__To do__
Set the data down again so that every line matches exactly.

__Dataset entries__
* * * * * * *

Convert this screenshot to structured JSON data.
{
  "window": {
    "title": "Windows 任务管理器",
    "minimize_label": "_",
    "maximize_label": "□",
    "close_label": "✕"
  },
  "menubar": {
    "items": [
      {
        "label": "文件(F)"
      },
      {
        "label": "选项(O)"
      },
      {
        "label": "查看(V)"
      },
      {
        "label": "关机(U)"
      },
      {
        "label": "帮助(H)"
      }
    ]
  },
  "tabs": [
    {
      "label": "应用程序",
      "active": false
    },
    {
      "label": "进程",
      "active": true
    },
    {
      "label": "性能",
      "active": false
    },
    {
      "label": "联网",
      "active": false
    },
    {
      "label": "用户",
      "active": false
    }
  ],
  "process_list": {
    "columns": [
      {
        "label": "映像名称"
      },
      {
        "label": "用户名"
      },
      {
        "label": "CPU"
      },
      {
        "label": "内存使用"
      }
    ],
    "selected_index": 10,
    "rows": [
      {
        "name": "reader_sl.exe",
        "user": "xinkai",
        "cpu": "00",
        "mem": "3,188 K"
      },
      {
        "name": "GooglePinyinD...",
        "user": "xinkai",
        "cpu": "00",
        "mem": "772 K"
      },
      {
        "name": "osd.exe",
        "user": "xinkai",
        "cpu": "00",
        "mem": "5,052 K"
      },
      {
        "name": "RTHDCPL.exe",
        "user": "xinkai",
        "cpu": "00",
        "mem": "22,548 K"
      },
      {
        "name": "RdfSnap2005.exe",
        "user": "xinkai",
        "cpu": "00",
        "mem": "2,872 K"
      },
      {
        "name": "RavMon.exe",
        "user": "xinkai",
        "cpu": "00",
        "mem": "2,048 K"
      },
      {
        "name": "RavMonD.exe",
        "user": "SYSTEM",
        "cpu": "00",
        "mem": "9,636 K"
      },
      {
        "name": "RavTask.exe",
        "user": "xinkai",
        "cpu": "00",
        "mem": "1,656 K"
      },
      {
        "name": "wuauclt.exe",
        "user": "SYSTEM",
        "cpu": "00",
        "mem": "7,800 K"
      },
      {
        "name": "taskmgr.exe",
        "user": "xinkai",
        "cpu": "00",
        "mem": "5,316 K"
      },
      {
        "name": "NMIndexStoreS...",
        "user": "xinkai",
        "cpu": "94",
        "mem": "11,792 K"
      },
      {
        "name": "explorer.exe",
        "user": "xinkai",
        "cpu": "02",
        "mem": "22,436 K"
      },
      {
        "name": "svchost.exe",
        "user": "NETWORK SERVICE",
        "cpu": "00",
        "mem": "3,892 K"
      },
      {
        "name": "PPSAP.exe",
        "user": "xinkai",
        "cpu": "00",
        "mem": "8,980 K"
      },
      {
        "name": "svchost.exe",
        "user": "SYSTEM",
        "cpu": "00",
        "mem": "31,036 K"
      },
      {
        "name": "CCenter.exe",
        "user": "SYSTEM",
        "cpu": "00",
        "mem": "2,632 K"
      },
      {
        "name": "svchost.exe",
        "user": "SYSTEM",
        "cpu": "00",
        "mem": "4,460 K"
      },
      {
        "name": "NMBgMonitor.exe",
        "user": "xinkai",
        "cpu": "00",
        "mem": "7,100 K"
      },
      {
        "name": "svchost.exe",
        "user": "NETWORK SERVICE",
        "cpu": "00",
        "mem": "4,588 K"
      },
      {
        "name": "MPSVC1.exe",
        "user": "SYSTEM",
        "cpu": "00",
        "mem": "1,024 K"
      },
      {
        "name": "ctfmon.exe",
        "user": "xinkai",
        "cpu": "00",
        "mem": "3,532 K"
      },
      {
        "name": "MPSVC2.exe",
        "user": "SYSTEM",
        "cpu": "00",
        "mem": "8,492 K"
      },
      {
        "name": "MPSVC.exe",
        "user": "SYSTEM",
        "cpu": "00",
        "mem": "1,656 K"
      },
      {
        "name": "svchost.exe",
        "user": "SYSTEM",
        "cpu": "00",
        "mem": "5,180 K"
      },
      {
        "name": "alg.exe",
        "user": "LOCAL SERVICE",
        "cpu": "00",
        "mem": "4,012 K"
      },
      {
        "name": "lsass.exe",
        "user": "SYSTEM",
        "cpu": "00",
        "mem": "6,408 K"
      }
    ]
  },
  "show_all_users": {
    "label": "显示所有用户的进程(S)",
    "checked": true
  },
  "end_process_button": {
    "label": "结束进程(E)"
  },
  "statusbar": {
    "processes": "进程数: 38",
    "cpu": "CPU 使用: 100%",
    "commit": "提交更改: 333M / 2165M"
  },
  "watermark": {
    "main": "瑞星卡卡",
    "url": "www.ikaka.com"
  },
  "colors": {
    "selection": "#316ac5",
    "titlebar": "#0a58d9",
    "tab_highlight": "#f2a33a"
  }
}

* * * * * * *

__Exercise result__
Convert this screenshot to structured JSON data.
{
  "window": {
    "title": "Windows 任务管理器",
    "minimize_label": "_",
    "maximize_label": "□",
    "close_label": "✕"
  },
  "menubar": {
    "items": [
      {
        "label": "文件(F)"
      },
      {
        "label": "选项(O)"
      },
      {
        "label": "查看(V)"
      },
      {
        "label": "关机(U)"
      },
      {
        "label": "帮助(H)"
      }
    ]
  },
  "tabs": [
    {
      "label": "应用程序",
      "active": false
    },
    {
      "label": "进程",
      "active": true
    },
    {
      "label": "性能",
      "active": false
    },
    {
      "label": "联网",
      "active": false
    },
    {
      "label": "用户",
      "active": false
    }
  ],
  "process_list": {
    "columns": [
      {
        "label": "映像名称"
      },
      {
        "label": "用户名"
      },
      {
        "label": "CPU"
      },
      {
        "label": "内存使用"
      }
    ],
    "selected_index": 10,
    "rows": [
      {
        "name": "reader_sl.exe",
        "user": "xinkai",
        "cpu": "00",
        "mem": "3,188 K"
      },
      {
        "name": "GooglePinyinD...",
        "user": "xinkai",
        "cpu": "00",
        "mem": "772 K"
      },
      {
        "name": "osd.exe",
        "user": "xinkai",
        "cpu": "00",
        "mem": "5,052 K"
      },
      {
        "name": "RTHDCPL.exe",
        "user": "xinkai",
        "cpu": "00",
        "mem": "22,548 K"
      },
      {
        "name": "RdfSnap2005.exe",
        "user": "xinkai",
        "cpu": "00",
        "mem": "2,872 K"
      },
      {
        "name": "RavMon.exe",
        "user": "xinkai",
        "cpu": "00",
        "mem": "2,048 K"
      },
      {
        "name": "RavMonD.exe",
        "user": "SYSTEM",
        "cpu": "00",
        "mem": "9,636 K"
      },
      {
        "name": "RavTask.exe",
        "user": "xinkai",
        "cpu": "00",
        "mem": "1,656 K"
      },
      {
        "name": "wuauclt.exe",
        "user": "SYSTEM",
        "cpu": "00",
        "mem": "7,800 K"
      },
      {
        "name": "taskmgr.exe",
        "user": "xinkai",
        "cpu": "00",
        "mem": "5,316 K"
      },
      {
        "name": "NMIndexStoreS...",
        "user": "xinkai",
        "cpu": "94",
        "mem": "11,792 K"
      },
      {
        "name": "explorer.exe",
        "user": "xinkai",
        "cpu": "02",
        "mem": "22,436 K"
      },
      {
        "name": "svchost.exe",
        "user": "NETWORK SERVICE",
        "cpu": "00",
        "mem": "3,892 K"
      },
      {
        "name": "PPSAP.exe",
        "user": "xinkai",
        "cpu": "00",
        "mem": "8,980 K"
      },
      {
        "name": "svchost.exe",
        "user": "SYSTEM",
        "cpu": "00",
        "mem": "31,036 K"
      },
      {
        "name": "CCenter.exe",
        "user": "SYSTEM",
        "cpu": "00",
        "mem": "2,632 K"
      },
      {
        "name": "svchost.exe",
        "user": "SYSTEM",
        "cpu": "00",
        "mem": "4,460 K"
      },
      {
        "name": "NMBgMonitor.exe",
        "user": "xinkai",
        "cpu": "00",
        "mem": "7,100 K"
      },
      {
        "name": "svchost.exe",
        "user": "NETWORK SERVICE",
        "cpu": "00",
        "mem": "4,588 K"
      },
      {
        "name": "MPSVC1.exe",
        "user": "SYSTEM",
        "cpu": "00",
        "mem": "1,024 K"
      },
      {
        "name": "ctfmon.exe",
        "user": "xinkai",
        "cpu": "00",
        "mem": "3,532 K"
      },
      {
        "name": "MPSVC2.exe",
        "user": "SYSTEM",
        "cpu": "00",
        "mem": "8,492 K"
      },
      {
        "name": "MPSVC.exe",
        "user": "SYSTEM",
        "cpu": "00",
        "mem": "1,656 K"
      },
      {
        "name": "svchost.exe",
        "user": "SYSTEM",
        "cpu": "00",
        "mem": "5,180 K"
      },
      {
        "name": "alg.exe",
        "user": "LOCAL SERVICE",
        "cpu": "00",
        "mem": "4,012 K"
      },
      {
        "name": "lsass.exe",
        "user": "SYSTEM",
        "cpu": "00",
        "mem": "6,408 K"
      }
    ]
  },
  "show_all_users": {
    "label": "显示所有用户的进程(S)",
    "checked": true
  },
  "end_process_button": {
    "label": "结束进程(E)"
  },
  "statusbar": {
    "processes": "进程数: 38",
    "cpu": "CPU 使用: 100%",
    "commit": "提交更改: 333M / 2165M"
  },
  "watermark": {
    "main": "瑞星卡卡",
    "url": "www.ikaka.com"
  },
  "colors": {
    "selection": "#316ac5",
    "titlebar": "#0a58d9",
    "tab_highlight": "#f2a33a"
  }
}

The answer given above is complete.